**What this task involves:** Each line of the records must appear in your answer exactly, with no pictures.

[[ Recorded information, beginning ]]

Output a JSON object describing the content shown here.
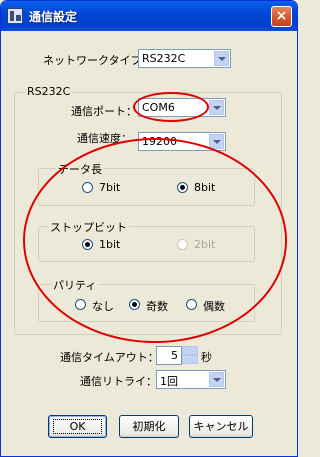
{
  "window": {
    "title": "通信設定",
    "close_glyph": "×"
  },
  "network_type": {
    "label": "ネットワークタイプ：",
    "value": "RS232C"
  },
  "rs232c_group": {
    "legend": "RS232C",
    "port": {
      "label": "通信ポート：",
      "value": "COM6"
    },
    "speed": {
      "label": "通信速度：",
      "value": "19200"
    },
    "data_length": {
      "legend": "データ長",
      "options": [
        {
          "label": "7bit",
          "checked": false
        },
        {
          "label": "8bit",
          "checked": true
        }
      ]
    },
    "stop_bit": {
      "legend": "ストップビット",
      "options": [
        {
          "label": "1bit",
          "checked": true
        },
        {
          "label": "2bit",
          "checked": false,
          "disabled": true
        }
      ]
    },
    "parity": {
      "legend": "パリティ",
      "options": [
        {
          "label": "なし",
          "checked": false
        },
        {
          "label": "奇数",
          "checked": true
        },
        {
          "label": "偶数",
          "checked": false
        }
      ]
    }
  },
  "timeout": {
    "label": "通信タイムアウト：",
    "value": "5",
    "unit": "秒"
  },
  "retry": {
    "label": "通信リトライ：",
    "value": "1回"
  },
  "buttons": {
    "ok": "OK",
    "init": "初期化",
    "cancel": "キャンセル"
  },
  "annotation_color": "#e00000"
}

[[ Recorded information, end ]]

**Written reply:**
Output a JSON object describing the content shown here.
{
  "window": {
    "title": "通信設定",
    "close_glyph": "×"
  },
  "network_type": {
    "label": "ネットワークタイプ：",
    "value": "RS232C"
  },
  "rs232c_group": {
    "legend": "RS232C",
    "port": {
      "label": "通信ポート：",
      "value": "COM6"
    },
    "speed": {
      "label": "通信速度：",
      "value": "19200"
    },
    "data_length": {
      "legend": "データ長",
      "options": [
        {
          "label": "7bit",
          "checked": false
        },
        {
          "label": "8bit",
          "checked": true
        }
      ]
    },
    "stop_bit": {
      "legend": "ストップビット",
      "options": [
        {
          "label": "1bit",
          "checked": true
        },
        {
          "label": "2bit",
          "checked": false,
          "disabled": true
        }
      ]
    },
    "parity": {
      "legend": "パリティ",
      "options": [
        {
          "label": "なし",
          "checked": false
        },
        {
          "label": "奇数",
          "checked": true
        },
        {
          "label": "偶数",
          "checked": false
        }
      ]
    }
  },
  "timeout": {
    "label": "通信タイムアウト：",
    "value": "5",
    "unit": "秒"
  },
  "retry": {
    "label": "通信リトライ：",
    "value": "1回"
  },
  "buttons": {
    "ok": "OK",
    "init": "初期化",
    "cancel": "キャンセル"
  },
  "annotation_color": "#e00000"
}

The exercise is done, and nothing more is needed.